◆ Activity
Below are records; copy every line in them that holds the word "this".

Interface dataset entries:
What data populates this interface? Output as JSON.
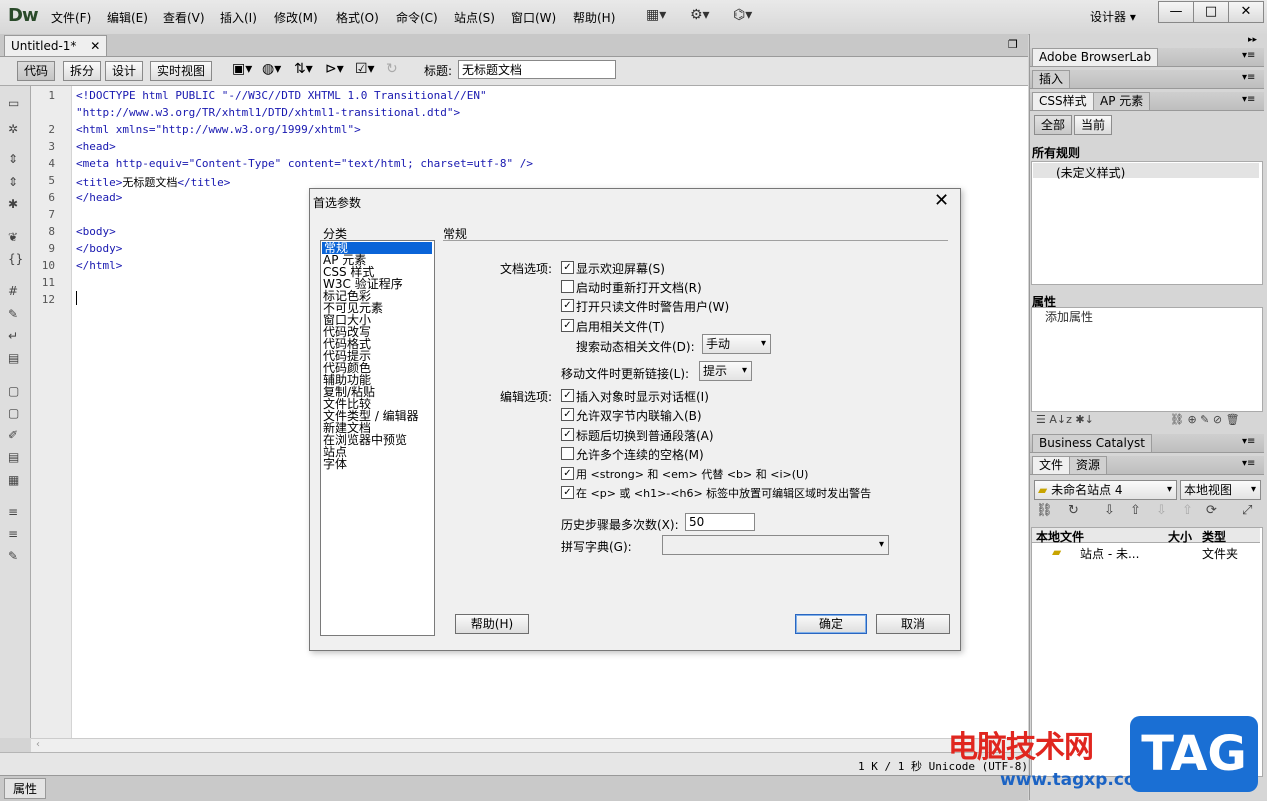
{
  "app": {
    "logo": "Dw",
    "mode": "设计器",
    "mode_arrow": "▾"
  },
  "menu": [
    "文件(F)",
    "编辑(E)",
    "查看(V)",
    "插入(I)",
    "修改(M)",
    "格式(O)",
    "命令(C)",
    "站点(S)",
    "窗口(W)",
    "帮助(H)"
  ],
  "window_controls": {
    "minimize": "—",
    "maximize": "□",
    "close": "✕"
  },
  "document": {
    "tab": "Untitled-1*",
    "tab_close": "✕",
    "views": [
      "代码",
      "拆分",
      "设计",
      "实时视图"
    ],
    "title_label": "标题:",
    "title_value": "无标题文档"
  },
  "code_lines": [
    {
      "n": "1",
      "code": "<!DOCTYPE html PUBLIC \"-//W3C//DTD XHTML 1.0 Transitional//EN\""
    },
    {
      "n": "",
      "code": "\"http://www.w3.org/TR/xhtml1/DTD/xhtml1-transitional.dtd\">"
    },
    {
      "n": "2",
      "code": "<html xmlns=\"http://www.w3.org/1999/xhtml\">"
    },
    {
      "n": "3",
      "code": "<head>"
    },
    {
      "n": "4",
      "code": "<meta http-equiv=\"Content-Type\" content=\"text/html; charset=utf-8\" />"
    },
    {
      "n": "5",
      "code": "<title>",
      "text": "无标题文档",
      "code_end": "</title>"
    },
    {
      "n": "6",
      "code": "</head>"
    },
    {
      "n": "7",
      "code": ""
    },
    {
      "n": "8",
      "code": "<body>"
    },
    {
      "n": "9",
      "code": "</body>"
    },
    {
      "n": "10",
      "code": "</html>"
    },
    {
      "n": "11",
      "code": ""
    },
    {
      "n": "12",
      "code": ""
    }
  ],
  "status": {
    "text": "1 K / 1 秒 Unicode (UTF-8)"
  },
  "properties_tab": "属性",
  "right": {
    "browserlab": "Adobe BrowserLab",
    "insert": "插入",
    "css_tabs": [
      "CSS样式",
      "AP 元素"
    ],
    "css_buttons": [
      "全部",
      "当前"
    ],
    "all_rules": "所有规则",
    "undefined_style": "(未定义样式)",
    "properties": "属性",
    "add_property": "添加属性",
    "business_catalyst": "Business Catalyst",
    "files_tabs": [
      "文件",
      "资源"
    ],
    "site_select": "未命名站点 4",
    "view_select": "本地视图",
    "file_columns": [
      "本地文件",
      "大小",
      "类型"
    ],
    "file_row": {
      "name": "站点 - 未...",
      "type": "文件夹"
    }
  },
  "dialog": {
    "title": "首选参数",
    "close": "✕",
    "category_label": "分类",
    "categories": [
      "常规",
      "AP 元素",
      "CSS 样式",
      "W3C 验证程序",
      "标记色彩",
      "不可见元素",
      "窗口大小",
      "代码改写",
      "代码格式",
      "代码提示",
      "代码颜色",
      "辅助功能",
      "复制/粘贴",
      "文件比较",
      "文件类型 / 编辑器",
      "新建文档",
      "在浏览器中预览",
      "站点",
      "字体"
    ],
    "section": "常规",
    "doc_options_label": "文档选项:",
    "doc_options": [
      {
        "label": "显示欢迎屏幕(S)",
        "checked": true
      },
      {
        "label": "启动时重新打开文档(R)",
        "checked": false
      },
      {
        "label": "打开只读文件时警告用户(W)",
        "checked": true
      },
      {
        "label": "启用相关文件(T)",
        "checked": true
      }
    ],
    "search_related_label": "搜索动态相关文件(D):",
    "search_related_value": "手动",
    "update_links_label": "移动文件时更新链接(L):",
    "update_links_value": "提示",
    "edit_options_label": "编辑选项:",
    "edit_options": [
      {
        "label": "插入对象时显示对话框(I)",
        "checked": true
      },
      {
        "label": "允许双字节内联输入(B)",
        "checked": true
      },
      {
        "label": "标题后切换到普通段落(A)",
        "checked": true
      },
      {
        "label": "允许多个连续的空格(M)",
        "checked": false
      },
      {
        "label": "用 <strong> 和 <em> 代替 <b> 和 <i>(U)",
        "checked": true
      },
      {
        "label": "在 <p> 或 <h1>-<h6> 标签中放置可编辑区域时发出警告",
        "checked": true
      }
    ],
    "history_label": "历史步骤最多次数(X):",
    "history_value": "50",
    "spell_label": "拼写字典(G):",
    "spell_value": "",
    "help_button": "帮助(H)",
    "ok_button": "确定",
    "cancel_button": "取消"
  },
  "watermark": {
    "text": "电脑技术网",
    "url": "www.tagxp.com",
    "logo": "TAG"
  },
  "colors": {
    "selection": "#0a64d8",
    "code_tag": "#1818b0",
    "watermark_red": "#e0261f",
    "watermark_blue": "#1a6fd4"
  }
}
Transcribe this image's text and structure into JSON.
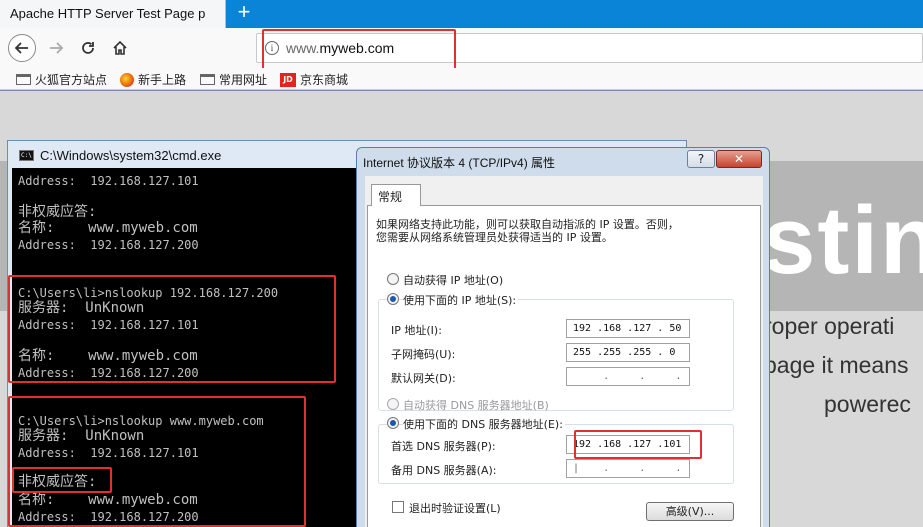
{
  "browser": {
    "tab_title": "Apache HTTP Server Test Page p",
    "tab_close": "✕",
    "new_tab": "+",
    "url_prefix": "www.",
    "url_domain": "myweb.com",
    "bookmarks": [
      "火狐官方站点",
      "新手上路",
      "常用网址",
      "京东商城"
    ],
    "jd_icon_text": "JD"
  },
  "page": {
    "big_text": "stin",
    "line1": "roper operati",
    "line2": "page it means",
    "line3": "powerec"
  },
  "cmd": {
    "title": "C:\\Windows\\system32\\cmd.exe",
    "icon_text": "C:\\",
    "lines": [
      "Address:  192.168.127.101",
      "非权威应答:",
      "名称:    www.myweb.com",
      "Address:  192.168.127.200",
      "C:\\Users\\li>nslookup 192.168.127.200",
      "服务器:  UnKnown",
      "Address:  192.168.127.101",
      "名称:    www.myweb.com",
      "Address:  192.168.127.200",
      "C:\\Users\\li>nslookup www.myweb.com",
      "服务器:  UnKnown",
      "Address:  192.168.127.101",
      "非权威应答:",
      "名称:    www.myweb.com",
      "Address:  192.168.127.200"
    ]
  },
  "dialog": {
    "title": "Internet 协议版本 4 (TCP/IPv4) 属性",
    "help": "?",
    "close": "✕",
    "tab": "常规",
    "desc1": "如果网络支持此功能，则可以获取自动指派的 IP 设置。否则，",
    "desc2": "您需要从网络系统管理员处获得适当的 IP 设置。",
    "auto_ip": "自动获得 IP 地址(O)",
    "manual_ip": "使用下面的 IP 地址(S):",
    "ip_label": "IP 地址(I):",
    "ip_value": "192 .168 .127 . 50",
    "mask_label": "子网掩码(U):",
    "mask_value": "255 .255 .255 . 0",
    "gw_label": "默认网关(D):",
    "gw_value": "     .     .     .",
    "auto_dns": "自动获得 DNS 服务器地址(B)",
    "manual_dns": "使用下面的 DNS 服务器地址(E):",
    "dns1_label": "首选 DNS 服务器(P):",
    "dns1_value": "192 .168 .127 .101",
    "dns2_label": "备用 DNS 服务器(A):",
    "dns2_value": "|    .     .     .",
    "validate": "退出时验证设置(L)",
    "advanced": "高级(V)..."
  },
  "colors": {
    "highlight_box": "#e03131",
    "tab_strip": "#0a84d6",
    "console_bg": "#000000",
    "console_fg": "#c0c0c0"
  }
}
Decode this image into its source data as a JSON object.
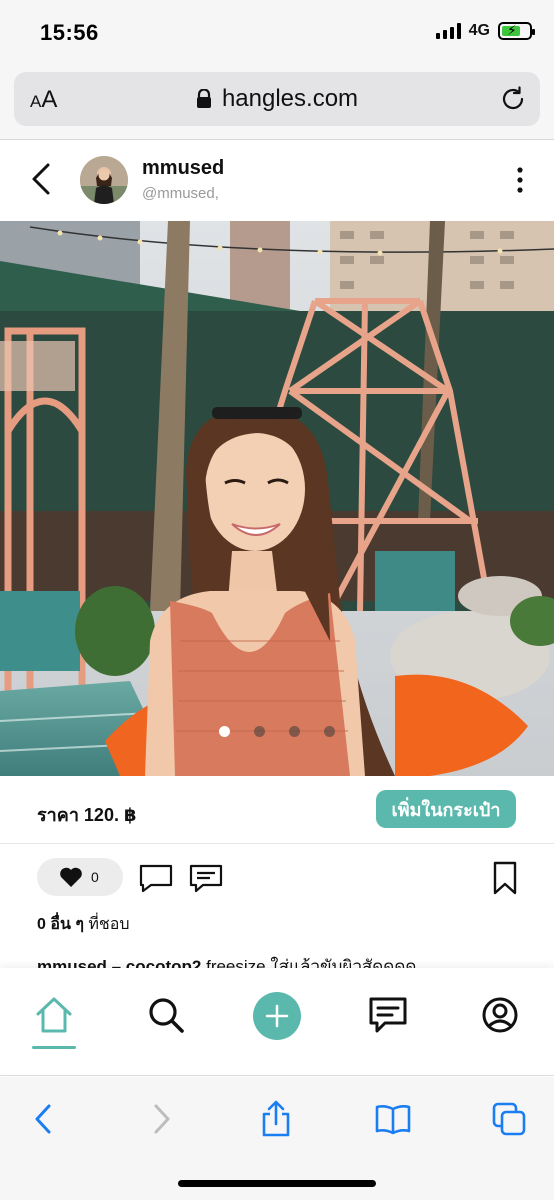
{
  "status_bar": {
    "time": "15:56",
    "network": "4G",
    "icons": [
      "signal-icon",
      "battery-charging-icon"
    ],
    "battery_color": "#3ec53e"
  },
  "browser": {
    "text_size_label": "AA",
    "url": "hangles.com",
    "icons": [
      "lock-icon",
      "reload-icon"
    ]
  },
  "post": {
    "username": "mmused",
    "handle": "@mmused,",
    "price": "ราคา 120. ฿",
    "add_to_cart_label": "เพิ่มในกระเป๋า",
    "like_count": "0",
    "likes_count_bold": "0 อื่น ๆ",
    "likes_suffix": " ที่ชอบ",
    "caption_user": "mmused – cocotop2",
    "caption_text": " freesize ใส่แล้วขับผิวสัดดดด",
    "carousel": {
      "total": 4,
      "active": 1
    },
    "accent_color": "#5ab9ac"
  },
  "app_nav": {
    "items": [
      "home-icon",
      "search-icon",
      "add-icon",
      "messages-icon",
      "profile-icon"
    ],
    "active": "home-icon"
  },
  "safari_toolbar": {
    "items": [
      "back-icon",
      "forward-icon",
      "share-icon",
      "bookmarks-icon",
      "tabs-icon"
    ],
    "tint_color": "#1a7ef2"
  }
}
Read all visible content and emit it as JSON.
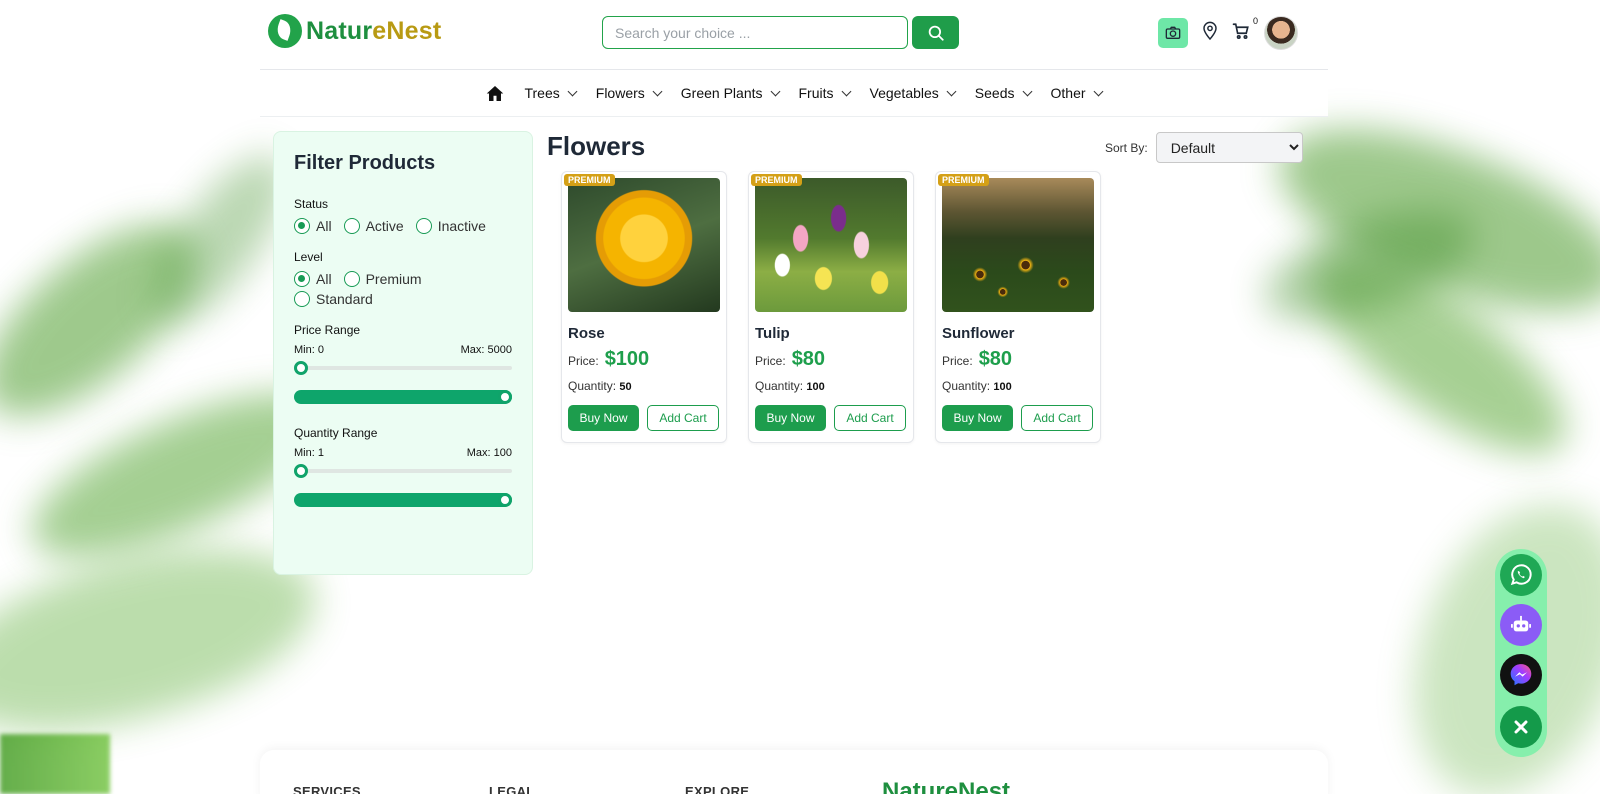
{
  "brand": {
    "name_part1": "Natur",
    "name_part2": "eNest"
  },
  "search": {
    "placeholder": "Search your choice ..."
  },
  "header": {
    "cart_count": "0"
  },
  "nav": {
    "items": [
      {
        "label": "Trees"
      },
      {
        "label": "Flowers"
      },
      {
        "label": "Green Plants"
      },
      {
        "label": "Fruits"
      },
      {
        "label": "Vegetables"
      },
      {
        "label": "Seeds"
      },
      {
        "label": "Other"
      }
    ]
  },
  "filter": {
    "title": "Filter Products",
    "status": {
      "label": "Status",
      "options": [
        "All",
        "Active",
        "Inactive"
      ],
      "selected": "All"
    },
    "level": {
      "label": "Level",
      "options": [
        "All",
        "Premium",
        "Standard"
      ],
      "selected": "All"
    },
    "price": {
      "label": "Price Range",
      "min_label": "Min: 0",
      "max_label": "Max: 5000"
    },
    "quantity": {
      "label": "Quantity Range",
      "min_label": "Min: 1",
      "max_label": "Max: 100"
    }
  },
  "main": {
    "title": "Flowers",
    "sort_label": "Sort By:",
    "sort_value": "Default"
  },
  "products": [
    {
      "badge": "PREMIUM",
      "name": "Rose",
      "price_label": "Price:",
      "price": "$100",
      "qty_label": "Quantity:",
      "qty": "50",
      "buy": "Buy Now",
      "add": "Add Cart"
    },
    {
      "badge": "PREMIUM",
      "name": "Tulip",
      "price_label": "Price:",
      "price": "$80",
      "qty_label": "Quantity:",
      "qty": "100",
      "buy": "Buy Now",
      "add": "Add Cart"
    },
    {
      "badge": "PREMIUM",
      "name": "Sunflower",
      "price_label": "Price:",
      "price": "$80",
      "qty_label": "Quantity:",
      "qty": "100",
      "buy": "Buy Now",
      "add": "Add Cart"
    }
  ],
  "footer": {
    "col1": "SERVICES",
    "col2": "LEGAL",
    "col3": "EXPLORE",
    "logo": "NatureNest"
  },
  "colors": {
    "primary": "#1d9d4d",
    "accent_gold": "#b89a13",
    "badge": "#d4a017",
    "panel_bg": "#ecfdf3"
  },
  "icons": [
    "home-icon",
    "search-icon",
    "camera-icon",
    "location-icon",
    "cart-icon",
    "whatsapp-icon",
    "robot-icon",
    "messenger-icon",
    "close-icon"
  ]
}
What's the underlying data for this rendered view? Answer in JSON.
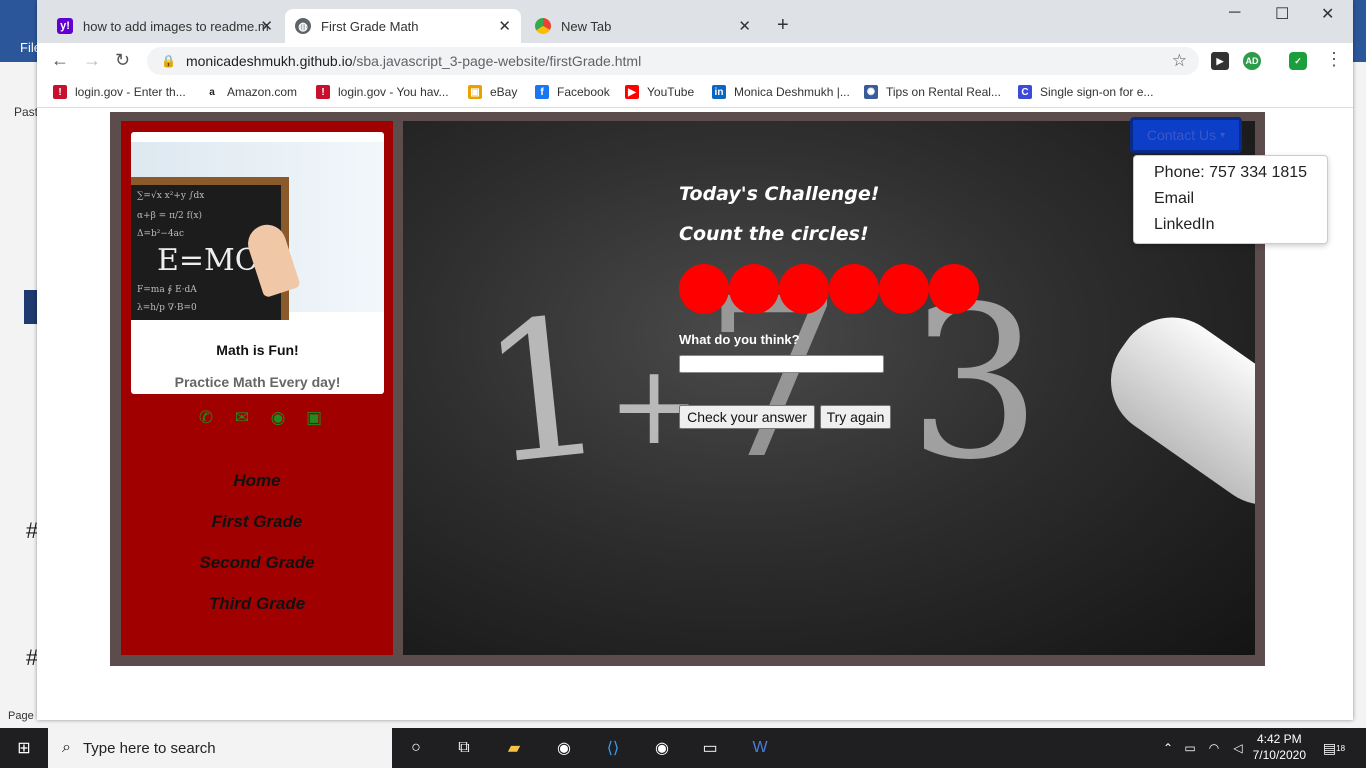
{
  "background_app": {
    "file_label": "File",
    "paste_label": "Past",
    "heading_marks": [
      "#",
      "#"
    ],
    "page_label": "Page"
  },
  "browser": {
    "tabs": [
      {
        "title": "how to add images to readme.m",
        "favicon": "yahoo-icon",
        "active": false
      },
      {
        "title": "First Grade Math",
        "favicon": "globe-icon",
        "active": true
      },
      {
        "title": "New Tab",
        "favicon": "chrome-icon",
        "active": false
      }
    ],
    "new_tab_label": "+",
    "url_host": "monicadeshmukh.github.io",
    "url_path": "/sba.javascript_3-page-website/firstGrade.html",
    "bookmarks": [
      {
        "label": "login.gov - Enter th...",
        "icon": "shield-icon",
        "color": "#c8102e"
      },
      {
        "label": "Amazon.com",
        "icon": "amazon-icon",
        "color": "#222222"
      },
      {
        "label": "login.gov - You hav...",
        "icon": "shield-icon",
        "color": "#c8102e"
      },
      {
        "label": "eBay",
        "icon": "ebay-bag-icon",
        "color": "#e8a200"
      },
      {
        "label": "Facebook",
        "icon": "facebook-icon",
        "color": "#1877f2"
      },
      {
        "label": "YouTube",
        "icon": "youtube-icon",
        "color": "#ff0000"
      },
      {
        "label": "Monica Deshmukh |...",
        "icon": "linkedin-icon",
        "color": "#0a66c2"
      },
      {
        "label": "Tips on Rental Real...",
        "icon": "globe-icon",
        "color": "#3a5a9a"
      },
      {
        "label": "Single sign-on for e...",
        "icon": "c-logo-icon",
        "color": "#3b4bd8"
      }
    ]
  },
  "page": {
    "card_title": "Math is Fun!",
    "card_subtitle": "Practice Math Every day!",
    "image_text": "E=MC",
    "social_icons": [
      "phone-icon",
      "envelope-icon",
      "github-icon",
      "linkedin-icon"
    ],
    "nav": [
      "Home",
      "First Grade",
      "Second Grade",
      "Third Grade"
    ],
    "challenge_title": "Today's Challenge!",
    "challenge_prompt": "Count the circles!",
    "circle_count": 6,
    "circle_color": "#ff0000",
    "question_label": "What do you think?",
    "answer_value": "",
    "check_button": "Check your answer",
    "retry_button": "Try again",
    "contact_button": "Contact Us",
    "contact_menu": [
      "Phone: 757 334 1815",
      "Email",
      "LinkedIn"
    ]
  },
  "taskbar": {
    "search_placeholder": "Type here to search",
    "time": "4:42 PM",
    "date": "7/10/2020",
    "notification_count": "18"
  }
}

◆ Answer space
What data populates this interface? Output as JSON.
Transcribe this image's text and structure into JSON.
Decode this image into its source data as a JSON object.
What's the underlying data for this rendered view? Answer in JSON.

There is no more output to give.